== Task prompt ==
Set down each line of the records once more, precisely, and omit the pictures.

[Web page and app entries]
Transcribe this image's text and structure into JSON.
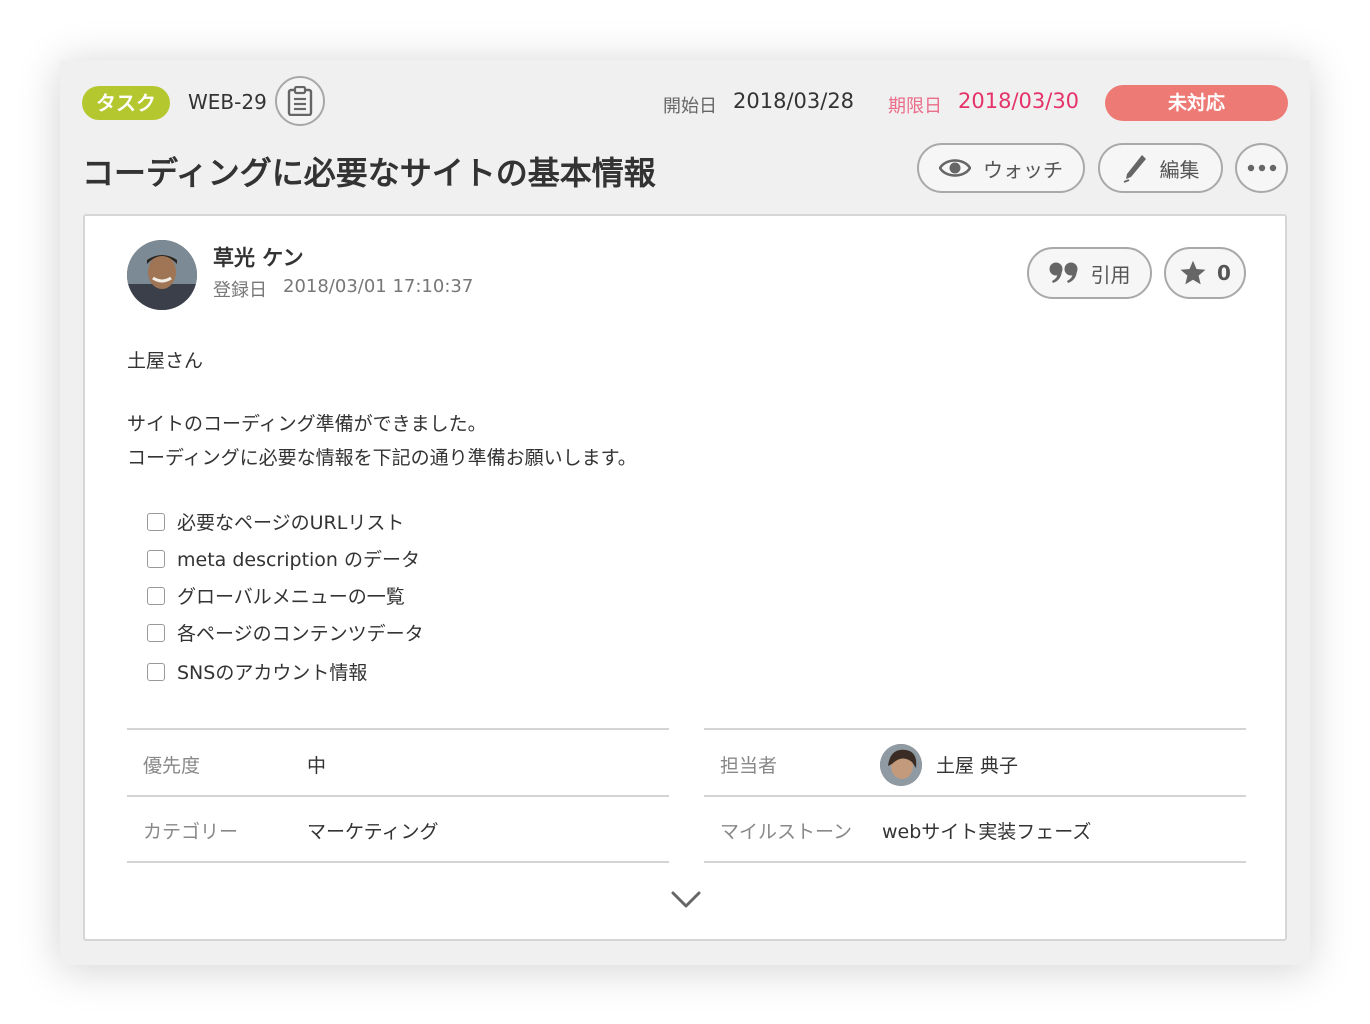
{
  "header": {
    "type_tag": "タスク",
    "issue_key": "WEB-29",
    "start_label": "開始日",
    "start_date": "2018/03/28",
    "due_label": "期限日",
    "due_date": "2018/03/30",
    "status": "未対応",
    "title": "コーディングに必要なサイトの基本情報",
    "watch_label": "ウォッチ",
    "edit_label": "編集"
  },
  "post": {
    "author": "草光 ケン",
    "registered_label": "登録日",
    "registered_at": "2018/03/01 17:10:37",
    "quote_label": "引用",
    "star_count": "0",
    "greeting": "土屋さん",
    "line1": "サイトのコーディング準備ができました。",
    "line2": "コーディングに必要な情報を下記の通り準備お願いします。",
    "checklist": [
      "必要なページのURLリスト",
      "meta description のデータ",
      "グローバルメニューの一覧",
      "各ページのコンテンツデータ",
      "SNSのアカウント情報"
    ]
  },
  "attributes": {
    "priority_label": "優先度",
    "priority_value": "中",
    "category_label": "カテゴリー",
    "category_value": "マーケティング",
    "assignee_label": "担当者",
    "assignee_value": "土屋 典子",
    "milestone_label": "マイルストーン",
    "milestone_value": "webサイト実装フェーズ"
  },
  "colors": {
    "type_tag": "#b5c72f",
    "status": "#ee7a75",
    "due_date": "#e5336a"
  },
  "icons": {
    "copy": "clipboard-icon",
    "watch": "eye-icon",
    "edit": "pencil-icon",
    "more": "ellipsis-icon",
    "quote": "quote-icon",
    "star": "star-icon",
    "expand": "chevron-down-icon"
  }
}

== Reply ==
Transcribe this image's text and structure into JSON.
{
  "header": {
    "type_tag": "タスク",
    "issue_key": "WEB-29",
    "start_label": "開始日",
    "start_date": "2018/03/28",
    "due_label": "期限日",
    "due_date": "2018/03/30",
    "status": "未対応",
    "title": "コーディングに必要なサイトの基本情報",
    "watch_label": "ウォッチ",
    "edit_label": "編集"
  },
  "post": {
    "author": "草光 ケン",
    "registered_label": "登録日",
    "registered_at": "2018/03/01 17:10:37",
    "quote_label": "引用",
    "star_count": "0",
    "greeting": "土屋さん",
    "line1": "サイトのコーディング準備ができました。",
    "line2": "コーディングに必要な情報を下記の通り準備お願いします。",
    "checklist": [
      "必要なページのURLリスト",
      "meta description のデータ",
      "グローバルメニューの一覧",
      "各ページのコンテンツデータ",
      "SNSのアカウント情報"
    ]
  },
  "attributes": {
    "priority_label": "優先度",
    "priority_value": "中",
    "category_label": "カテゴリー",
    "category_value": "マーケティング",
    "assignee_label": "担当者",
    "assignee_value": "土屋 典子",
    "milestone_label": "マイルストーン",
    "milestone_value": "webサイト実装フェーズ"
  },
  "colors": {
    "type_tag": "#b5c72f",
    "status": "#ee7a75",
    "due_date": "#e5336a"
  },
  "icons": {
    "copy": "clipboard-icon",
    "watch": "eye-icon",
    "edit": "pencil-icon",
    "more": "ellipsis-icon",
    "quote": "quote-icon",
    "star": "star-icon",
    "expand": "chevron-down-icon"
  }
}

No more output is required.